  13. I think Dazed is probably the culprit for many people's poor assessment of 1975. I for one hate - hate - the way he starts the first guitar solo, using a phrase which worked well towards the end of one of the solos in 73, but sounds hackneyed in 75. But he does it every night, so he's doing what he wants to, and executing it properly. It's not like ALS in early 77, where he's not worked out what to do with the lead and is clearly winging it. The best playing in Dazed 75 is usually in the second half, when many people will have switched off. As for the rest of 75, he's usually on it throughout and has done his homework for the tour. Just take almost any OTHAFA or TU, for example. I'm listening to TU from 18th May as I type, and it's great. He's good from the beginning too... I'm sceptical about the effect we hear 40 years on from the broken finger; it's hard to spot a difference between Brussels and Chicago. The early shows are shorter, but he plays well in January too. A decent board tape from Jan 75 would be most welcome. 1977, sure, he's down a notch or two, for whatever reason. But not 1975.

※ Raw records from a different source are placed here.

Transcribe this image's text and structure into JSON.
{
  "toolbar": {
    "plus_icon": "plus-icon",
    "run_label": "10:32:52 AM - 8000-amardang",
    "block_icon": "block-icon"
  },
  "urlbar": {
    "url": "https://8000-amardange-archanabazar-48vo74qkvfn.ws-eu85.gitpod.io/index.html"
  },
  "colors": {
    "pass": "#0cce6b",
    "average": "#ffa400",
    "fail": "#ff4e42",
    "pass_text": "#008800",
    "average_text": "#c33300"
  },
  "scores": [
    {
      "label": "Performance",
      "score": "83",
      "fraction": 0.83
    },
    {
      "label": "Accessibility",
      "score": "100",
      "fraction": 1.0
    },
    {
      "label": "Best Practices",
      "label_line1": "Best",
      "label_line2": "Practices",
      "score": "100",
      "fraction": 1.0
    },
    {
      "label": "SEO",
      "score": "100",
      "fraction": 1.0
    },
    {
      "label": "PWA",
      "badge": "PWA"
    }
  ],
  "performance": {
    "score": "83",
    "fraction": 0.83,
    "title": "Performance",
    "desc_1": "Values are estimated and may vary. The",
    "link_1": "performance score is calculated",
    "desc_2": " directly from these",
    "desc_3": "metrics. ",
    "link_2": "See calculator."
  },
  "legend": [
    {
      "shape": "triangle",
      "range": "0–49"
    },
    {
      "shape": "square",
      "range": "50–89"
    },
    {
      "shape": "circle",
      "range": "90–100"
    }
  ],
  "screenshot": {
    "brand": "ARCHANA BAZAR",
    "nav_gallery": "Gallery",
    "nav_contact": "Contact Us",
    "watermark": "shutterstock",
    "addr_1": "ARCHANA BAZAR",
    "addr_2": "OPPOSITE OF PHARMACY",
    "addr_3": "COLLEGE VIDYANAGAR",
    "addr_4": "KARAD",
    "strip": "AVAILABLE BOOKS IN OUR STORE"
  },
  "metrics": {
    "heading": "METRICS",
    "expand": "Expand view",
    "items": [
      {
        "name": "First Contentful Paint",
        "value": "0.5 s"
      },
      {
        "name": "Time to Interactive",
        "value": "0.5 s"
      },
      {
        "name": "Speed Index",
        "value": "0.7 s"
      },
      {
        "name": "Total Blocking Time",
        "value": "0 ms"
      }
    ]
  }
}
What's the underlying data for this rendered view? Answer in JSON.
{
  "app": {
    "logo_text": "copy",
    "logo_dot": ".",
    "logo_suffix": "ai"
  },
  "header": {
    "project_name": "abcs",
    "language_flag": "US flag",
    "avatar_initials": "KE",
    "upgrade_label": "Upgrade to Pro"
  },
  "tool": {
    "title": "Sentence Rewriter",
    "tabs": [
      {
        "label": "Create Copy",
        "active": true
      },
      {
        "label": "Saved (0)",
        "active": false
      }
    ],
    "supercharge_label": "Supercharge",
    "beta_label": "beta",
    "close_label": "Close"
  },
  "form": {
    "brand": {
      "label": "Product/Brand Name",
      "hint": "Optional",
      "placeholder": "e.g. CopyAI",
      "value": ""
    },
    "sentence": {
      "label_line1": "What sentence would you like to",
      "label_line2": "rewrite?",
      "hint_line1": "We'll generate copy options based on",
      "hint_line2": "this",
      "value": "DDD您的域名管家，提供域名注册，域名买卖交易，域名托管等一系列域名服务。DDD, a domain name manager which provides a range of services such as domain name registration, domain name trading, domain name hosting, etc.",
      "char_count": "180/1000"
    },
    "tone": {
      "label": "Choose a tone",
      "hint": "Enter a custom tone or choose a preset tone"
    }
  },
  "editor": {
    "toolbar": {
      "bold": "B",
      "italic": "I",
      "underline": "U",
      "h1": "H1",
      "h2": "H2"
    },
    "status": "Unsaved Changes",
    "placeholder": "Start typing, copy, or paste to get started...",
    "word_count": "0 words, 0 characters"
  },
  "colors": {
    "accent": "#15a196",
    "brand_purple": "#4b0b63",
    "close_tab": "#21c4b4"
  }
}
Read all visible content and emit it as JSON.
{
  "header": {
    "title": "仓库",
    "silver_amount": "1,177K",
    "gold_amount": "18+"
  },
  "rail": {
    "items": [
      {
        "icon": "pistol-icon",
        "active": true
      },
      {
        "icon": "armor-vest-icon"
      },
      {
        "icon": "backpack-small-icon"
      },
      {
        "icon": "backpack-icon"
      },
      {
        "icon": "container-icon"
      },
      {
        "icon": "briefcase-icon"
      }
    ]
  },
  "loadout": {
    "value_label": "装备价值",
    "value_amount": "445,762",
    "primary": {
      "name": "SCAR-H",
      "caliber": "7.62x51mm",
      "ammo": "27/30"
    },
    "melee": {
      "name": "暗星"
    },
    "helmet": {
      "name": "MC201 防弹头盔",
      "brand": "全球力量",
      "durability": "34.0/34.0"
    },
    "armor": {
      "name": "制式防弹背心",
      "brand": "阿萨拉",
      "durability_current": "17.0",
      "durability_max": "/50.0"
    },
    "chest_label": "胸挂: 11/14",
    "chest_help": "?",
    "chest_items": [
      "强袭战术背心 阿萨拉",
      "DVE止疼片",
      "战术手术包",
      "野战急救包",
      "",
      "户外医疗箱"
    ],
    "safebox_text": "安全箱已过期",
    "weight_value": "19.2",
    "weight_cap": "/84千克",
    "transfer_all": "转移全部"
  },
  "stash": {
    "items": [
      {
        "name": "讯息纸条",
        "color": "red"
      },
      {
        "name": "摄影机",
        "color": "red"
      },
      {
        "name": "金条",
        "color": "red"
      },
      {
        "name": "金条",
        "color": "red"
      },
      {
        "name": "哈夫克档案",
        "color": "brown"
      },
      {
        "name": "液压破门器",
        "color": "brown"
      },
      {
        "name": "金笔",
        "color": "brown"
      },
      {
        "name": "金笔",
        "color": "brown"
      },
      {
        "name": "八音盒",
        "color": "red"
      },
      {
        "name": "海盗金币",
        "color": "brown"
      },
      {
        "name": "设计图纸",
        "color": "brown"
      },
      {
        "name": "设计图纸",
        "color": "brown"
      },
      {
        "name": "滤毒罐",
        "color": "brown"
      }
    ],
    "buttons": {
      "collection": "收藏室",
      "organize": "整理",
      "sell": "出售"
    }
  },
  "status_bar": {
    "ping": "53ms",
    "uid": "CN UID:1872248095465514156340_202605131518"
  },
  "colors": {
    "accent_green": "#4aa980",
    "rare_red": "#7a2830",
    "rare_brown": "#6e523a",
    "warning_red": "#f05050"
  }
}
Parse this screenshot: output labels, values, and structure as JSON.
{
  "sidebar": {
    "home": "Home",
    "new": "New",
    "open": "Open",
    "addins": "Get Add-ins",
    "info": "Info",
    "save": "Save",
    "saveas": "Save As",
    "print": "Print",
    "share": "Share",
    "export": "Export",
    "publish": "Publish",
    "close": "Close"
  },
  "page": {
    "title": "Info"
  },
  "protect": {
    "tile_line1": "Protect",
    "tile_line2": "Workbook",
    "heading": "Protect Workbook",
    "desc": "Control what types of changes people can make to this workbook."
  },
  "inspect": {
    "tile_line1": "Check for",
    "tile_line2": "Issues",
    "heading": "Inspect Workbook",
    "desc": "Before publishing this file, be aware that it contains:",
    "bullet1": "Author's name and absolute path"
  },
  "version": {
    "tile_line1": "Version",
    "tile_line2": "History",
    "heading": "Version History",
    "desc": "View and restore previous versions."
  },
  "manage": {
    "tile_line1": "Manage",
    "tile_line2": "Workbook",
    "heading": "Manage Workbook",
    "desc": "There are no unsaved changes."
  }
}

  14. 1975 for me. That's when he peaks in terms of ambition and complexity as a player, and he invariably pulls off what he's trying to do. I don't understand why people say he's sticky in 75... I just don't hear that. March 75 (although he was no slouch in Jan/Feb either) and then again in May at Earls Court are his peak as a player. Watch a few songs of the unedited Earls Court footage; he's utterly in command of the band and the instrument. It's a fair point to say that 73 and earlier he was more fun to listen to; he was doing more of the blues/rock and roll/Scotty Moore stuff then, which he largely cuts in 75. He hints at it in some of the Heartbreakers in 75, but never takes it very far.
  15. Any of those Chicago shows really. I picked 22nd because the AUD tape isn't too bad and seems like a great show. Isn't 21st the one there's almost no recording of? Now I think about it, WTLB doesn't bother me too much anyway, because I'm pretty sure it would sound awful. They canned it for a reason. Dropping Wanton Song and then HMMT was a real shame though. Point taken re 77 boards, but my point is that they are not unimprovable. They can be tweaked to make the experience more fun. 4/27 is the obvious case, but sue donim/pseudonym of this parish has been going some good things with other 77 tapes recently, for example.